As we delve into the fascinating world of Korean cuisine, it becomes evident that Japanese influence has played a significant role in shaping the flavors and techniques that make it so unique. While some might argue that this influence was a result of colonization, it is undeniable that the culinary connection between Japan and Korea runs much deeper. It is a testament to the rich history and cultural exchange between these two nations.
The fusion of Japanese and Korean culinary traditions has given birth to a gastronomic experience that is both harmonious and diverse. From the delicate art of sushi-making to the fiery goodness of kimchi, these two cuisines have come together to create a tapestry of flavors that tantalize the taste buds. The umami-rich miso soup finds its counterpart in the hearty doenjang jjigae, while the elegant simplicity of sashimi finds its match in the vibrant colors and textures of banchan.

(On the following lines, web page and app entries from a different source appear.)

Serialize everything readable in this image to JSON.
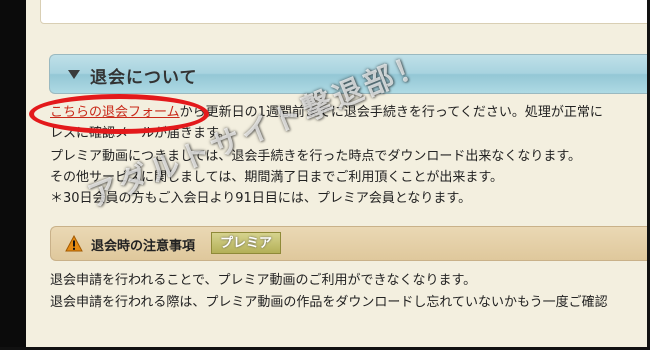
{
  "section": {
    "title": "退会について"
  },
  "body": {
    "link_text": "こちらの退会フォーム",
    "line1_rest": "から更新日の1週間前までに退会手続きを行ってください。処理が正常に",
    "line2": "レスに確認メールが届きます。",
    "line3": "プレミア動画につきましては、退会手続きを行った時点でダウンロード出来なくなります。",
    "line4": "その他サービスに関しましては、期間満了日までご利用頂くことが出来ます。",
    "line5": "＊30日会員の方もご入会日より91日目には、プレミア会員となります。"
  },
  "notice": {
    "title": "退会時の注意事項",
    "badge": "プレミア",
    "warning_icon": "warning-icon"
  },
  "notes": {
    "line1": "退会申請を行われることで、プレミア動画のご利用ができなくなります。",
    "line2": "退会申請を行われる際は、プレミア動画の作品をダウンロードし忘れていないかもう一度ご確認"
  },
  "watermark": {
    "text": "アダルトサイト撃退部！"
  },
  "colors": {
    "link": "#c82818",
    "highlight_oval": "#e3191b",
    "header_bg": "#a8d3df",
    "page_bg": "#f3efdf"
  }
}
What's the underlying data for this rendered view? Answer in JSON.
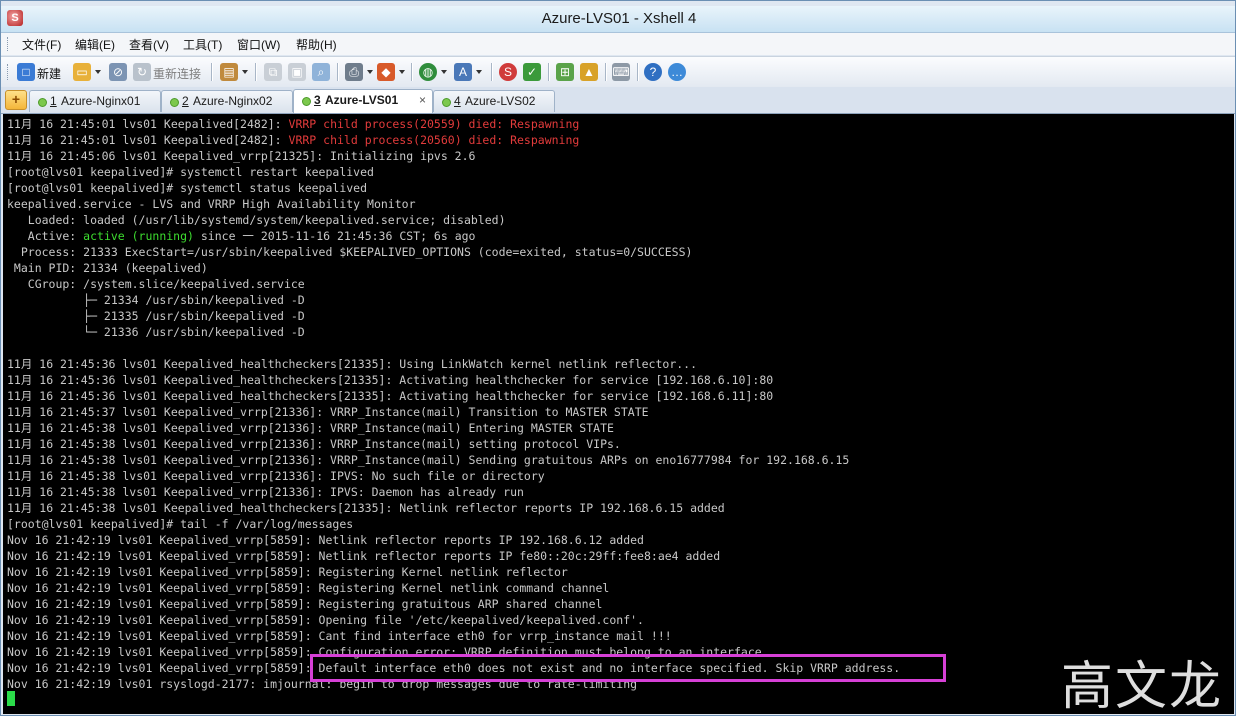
{
  "window": {
    "title": "Azure-LVS01 - Xshell 4",
    "app_icon": "xshell-icon"
  },
  "menu": [
    "文件(F)",
    "编辑(E)",
    "查看(V)",
    "工具(T)",
    "窗口(W)",
    "帮助(H)"
  ],
  "toolbar": {
    "new_label": "新建",
    "reconnect_label": "重新连接"
  },
  "tabs": [
    {
      "num": "1",
      "name": "Azure-Nginx01",
      "active": false
    },
    {
      "num": "2",
      "name": "Azure-Nginx02",
      "active": false
    },
    {
      "num": "3",
      "name": "Azure-LVS01",
      "active": true,
      "close": "×"
    },
    {
      "num": "4",
      "name": "Azure-LVS02",
      "active": false
    }
  ],
  "terminal": {
    "lines": [
      [
        {
          "t": "11月 16 21:45:01 lvs01 Keepalived[2482]: "
        },
        {
          "t": "VRRP child process(20559) died: Respawning",
          "c": "red"
        }
      ],
      [
        {
          "t": "11月 16 21:45:01 lvs01 Keepalived[2482]: "
        },
        {
          "t": "VRRP child process(20560) died: Respawning",
          "c": "red"
        }
      ],
      [
        {
          "t": "11月 16 21:45:06 lvs01 Keepalived_vrrp[21325]: Initializing ipvs 2.6"
        }
      ],
      [
        {
          "t": "[root@lvs01 keepalived]# systemctl restart keepalived"
        }
      ],
      [
        {
          "t": "[root@lvs01 keepalived]# systemctl status keepalived"
        }
      ],
      [
        {
          "t": "keepalived.service - LVS and VRRP High Availability Monitor"
        }
      ],
      [
        {
          "t": "   Loaded: loaded (/usr/lib/systemd/system/keepalived.service; disabled)"
        }
      ],
      [
        {
          "t": "   Active: "
        },
        {
          "t": "active (running)",
          "c": "green"
        },
        {
          "t": " since 一 2015-11-16 21:45:36 CST; 6s ago"
        }
      ],
      [
        {
          "t": "  Process: 21333 ExecStart=/usr/sbin/keepalived $KEEPALIVED_OPTIONS (code=exited, status=0/SUCCESS)"
        }
      ],
      [
        {
          "t": " Main PID: 21334 (keepalived)"
        }
      ],
      [
        {
          "t": "   CGroup: /system.slice/keepalived.service"
        }
      ],
      [
        {
          "t": "           ├─ 21334 /usr/sbin/keepalived -D"
        }
      ],
      [
        {
          "t": "           ├─ 21335 /usr/sbin/keepalived -D"
        }
      ],
      [
        {
          "t": "           └─ 21336 /usr/sbin/keepalived -D"
        }
      ],
      [
        {
          "t": ""
        }
      ],
      [
        {
          "t": "11月 16 21:45:36 lvs01 Keepalived_healthcheckers[21335]: Using LinkWatch kernel netlink reflector..."
        }
      ],
      [
        {
          "t": "11月 16 21:45:36 lvs01 Keepalived_healthcheckers[21335]: Activating healthchecker for service [192.168.6.10]:80"
        }
      ],
      [
        {
          "t": "11月 16 21:45:36 lvs01 Keepalived_healthcheckers[21335]: Activating healthchecker for service [192.168.6.11]:80"
        }
      ],
      [
        {
          "t": "11月 16 21:45:37 lvs01 Keepalived_vrrp[21336]: VRRP_Instance(mail) Transition to MASTER STATE"
        }
      ],
      [
        {
          "t": "11月 16 21:45:38 lvs01 Keepalived_vrrp[21336]: VRRP_Instance(mail) Entering MASTER STATE"
        }
      ],
      [
        {
          "t": "11月 16 21:45:38 lvs01 Keepalived_vrrp[21336]: VRRP_Instance(mail) setting protocol VIPs."
        }
      ],
      [
        {
          "t": "11月 16 21:45:38 lvs01 Keepalived_vrrp[21336]: VRRP_Instance(mail) Sending gratuitous ARPs on eno16777984 for 192.168.6.15"
        }
      ],
      [
        {
          "t": "11月 16 21:45:38 lvs01 Keepalived_vrrp[21336]: IPVS: No such file or directory"
        }
      ],
      [
        {
          "t": "11月 16 21:45:38 lvs01 Keepalived_vrrp[21336]: IPVS: Daemon has already run"
        }
      ],
      [
        {
          "t": "11月 16 21:45:38 lvs01 Keepalived_healthcheckers[21335]: Netlink reflector reports IP 192.168.6.15 added"
        }
      ],
      [
        {
          "t": "[root@lvs01 keepalived]# tail -f /var/log/messages"
        }
      ],
      [
        {
          "t": "Nov 16 21:42:19 lvs01 Keepalived_vrrp[5859]: Netlink reflector reports IP 192.168.6.12 added"
        }
      ],
      [
        {
          "t": "Nov 16 21:42:19 lvs01 Keepalived_vrrp[5859]: Netlink reflector reports IP fe80::20c:29ff:fee8:ae4 added"
        }
      ],
      [
        {
          "t": "Nov 16 21:42:19 lvs01 Keepalived_vrrp[5859]: Registering Kernel netlink reflector"
        }
      ],
      [
        {
          "t": "Nov 16 21:42:19 lvs01 Keepalived_vrrp[5859]: Registering Kernel netlink command channel"
        }
      ],
      [
        {
          "t": "Nov 16 21:42:19 lvs01 Keepalived_vrrp[5859]: Registering gratuitous ARP shared channel"
        }
      ],
      [
        {
          "t": "Nov 16 21:42:19 lvs01 Keepalived_vrrp[5859]: Opening file '/etc/keepalived/keepalived.conf'."
        }
      ],
      [
        {
          "t": "Nov 16 21:42:19 lvs01 Keepalived_vrrp[5859]: Cant find interface eth0 for vrrp_instance mail !!!"
        }
      ],
      [
        {
          "t": "Nov 16 21:42:19 lvs01 Keepalived_vrrp[5859]: Configuration error: VRRP definition must belong to an interface"
        }
      ],
      [
        {
          "t": "Nov 16 21:42:19 lvs01 Keepalived_vrrp[5859]: Default interface eth0 does not exist and no interface specified. Skip VRRP address."
        }
      ],
      [
        {
          "t": "Nov 16 21:42:19 lvs01 rsyslogd-2177: imjournal: begin to drop messages due to rate-limiting"
        }
      ]
    ],
    "highlighted_line": 34,
    "highlight_color": "#d640d6"
  },
  "watermark": "高文龙",
  "colors": {
    "terminal_bg": "#000000",
    "terminal_fg": "#c8c8c8",
    "error_red": "#e23b3b",
    "active_green": "#3ddc2f",
    "cursor_green": "#2bdc4a"
  }
}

This culinary fusion is not just a mere blending of ingredients; it represents the coming together of two cultures, each with its own distinct identity and history. It is a testament to the power of cultural exchange and the ability of food to bridge gaps and forge connections. So, the next time you savor the delectable delights of Korean cuisine, take a moment to appreciate the intricate dance between Japan and Korea that has given birth to this culinary masterpiece. Let your taste buds be the guide as you embark on a journey of flavors that transcend borders.